*** Opening Given records ***

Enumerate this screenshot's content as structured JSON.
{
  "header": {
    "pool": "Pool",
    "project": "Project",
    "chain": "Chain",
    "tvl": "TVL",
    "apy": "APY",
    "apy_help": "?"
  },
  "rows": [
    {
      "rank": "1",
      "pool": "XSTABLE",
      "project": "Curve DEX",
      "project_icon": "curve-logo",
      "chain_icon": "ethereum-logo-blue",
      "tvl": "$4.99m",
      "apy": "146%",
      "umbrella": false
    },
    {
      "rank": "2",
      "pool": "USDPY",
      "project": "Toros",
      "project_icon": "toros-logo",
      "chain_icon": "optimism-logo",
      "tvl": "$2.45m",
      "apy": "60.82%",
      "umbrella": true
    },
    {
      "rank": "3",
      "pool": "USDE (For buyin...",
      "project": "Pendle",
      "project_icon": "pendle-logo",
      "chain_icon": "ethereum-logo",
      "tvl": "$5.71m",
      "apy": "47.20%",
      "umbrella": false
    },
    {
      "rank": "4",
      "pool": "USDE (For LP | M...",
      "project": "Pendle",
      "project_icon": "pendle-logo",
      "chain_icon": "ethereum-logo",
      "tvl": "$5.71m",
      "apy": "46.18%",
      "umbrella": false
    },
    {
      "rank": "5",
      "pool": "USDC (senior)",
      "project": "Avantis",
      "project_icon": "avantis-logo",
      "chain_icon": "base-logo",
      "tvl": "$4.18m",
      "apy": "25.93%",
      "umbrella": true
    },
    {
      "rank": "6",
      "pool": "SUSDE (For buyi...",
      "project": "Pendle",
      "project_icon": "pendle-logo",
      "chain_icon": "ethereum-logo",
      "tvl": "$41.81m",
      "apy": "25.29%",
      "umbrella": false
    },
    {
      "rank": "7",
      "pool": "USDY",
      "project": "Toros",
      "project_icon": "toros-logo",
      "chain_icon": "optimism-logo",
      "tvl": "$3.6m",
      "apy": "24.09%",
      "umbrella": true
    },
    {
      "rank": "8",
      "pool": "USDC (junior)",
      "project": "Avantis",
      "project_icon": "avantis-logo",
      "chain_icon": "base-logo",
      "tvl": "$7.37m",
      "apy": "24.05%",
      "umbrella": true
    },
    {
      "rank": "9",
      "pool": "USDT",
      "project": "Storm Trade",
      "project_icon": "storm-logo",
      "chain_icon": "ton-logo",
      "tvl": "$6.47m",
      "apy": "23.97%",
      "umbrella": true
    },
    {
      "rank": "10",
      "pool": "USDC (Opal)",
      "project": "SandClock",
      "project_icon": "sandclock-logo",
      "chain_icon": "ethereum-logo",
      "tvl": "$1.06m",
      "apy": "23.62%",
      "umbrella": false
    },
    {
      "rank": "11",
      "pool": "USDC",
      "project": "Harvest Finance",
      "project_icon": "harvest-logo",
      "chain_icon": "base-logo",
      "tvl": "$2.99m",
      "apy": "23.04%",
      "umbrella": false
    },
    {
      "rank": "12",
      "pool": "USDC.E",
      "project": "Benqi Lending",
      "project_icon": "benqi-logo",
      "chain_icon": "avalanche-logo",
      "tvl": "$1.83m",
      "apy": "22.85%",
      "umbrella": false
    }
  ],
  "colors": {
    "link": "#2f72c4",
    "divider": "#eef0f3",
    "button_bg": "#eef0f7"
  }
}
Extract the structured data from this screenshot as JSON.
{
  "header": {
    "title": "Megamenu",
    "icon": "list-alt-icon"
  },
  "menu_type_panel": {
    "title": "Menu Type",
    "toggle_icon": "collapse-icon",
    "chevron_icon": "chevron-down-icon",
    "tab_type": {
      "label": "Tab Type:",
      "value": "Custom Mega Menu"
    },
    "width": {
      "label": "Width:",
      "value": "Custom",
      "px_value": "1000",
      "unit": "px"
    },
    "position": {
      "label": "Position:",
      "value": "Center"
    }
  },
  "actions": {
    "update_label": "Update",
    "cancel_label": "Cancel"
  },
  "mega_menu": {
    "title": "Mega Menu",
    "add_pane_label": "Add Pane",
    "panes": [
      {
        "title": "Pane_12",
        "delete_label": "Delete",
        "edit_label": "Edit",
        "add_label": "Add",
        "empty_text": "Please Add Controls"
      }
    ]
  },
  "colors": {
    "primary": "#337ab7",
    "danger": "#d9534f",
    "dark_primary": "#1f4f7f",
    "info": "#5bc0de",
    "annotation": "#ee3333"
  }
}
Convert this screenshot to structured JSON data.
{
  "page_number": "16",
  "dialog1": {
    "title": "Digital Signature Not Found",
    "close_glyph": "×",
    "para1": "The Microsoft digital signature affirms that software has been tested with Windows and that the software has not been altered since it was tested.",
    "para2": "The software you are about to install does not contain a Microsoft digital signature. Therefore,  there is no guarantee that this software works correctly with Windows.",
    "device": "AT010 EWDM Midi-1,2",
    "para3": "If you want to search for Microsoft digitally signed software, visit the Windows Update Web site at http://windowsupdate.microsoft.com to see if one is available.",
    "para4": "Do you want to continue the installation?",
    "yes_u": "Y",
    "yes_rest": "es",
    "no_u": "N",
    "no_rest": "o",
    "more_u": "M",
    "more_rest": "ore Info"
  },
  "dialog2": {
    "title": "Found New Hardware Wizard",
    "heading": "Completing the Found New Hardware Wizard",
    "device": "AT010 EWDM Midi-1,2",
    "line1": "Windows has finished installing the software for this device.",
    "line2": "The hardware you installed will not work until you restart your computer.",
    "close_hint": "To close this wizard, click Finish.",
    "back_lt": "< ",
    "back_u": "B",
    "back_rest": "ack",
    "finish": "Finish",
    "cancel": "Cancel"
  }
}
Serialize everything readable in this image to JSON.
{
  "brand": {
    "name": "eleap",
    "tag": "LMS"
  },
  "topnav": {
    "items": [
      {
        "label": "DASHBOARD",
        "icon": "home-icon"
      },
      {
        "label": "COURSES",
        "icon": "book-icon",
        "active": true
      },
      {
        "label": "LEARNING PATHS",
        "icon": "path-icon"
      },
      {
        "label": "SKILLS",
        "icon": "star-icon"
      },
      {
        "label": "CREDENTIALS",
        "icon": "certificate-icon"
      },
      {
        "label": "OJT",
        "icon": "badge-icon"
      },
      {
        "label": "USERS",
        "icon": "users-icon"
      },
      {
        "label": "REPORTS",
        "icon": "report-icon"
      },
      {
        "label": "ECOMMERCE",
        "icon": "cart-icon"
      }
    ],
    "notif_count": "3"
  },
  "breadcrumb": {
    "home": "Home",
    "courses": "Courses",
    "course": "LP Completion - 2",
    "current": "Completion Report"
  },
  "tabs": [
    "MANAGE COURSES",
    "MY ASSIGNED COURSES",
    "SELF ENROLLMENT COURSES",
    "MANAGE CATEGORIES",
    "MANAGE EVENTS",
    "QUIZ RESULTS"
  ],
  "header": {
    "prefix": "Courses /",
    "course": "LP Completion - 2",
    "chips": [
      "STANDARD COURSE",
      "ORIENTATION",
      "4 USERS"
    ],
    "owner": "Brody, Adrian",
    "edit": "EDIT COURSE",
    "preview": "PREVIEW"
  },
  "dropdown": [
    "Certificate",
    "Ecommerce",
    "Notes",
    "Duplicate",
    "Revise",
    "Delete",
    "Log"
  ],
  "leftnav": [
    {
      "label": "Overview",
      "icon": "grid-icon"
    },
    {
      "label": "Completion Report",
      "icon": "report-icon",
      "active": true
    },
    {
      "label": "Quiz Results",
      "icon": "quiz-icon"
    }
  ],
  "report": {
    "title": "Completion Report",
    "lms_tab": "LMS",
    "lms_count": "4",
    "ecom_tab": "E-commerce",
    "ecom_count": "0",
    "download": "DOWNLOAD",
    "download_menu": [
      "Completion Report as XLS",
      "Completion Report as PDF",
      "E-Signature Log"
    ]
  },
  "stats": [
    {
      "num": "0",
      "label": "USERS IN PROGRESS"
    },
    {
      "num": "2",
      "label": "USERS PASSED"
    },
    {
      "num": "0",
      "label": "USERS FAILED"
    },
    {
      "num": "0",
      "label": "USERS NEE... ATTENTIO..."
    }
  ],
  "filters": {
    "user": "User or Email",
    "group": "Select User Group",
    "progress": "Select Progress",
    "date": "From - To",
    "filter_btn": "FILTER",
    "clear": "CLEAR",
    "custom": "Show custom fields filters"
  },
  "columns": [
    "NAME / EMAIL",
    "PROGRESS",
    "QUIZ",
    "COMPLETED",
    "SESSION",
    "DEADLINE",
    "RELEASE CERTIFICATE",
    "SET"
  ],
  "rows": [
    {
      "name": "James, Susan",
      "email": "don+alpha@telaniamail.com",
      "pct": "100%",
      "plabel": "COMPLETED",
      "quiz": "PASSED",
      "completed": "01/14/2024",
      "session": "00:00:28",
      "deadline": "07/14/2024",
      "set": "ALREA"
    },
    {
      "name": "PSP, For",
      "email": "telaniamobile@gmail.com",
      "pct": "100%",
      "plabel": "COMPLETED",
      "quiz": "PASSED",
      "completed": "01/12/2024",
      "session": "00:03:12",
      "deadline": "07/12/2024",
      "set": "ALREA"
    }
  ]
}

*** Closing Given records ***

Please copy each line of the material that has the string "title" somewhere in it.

    "title": "Megamenu",
    "title": "Menu Type",
    "title": "Mega Menu",
        "title": "Pane_12",
    "title": "Digital Signature Not Found",
    "title": "Found New Hardware Wizard",
    "title": "Completion Report",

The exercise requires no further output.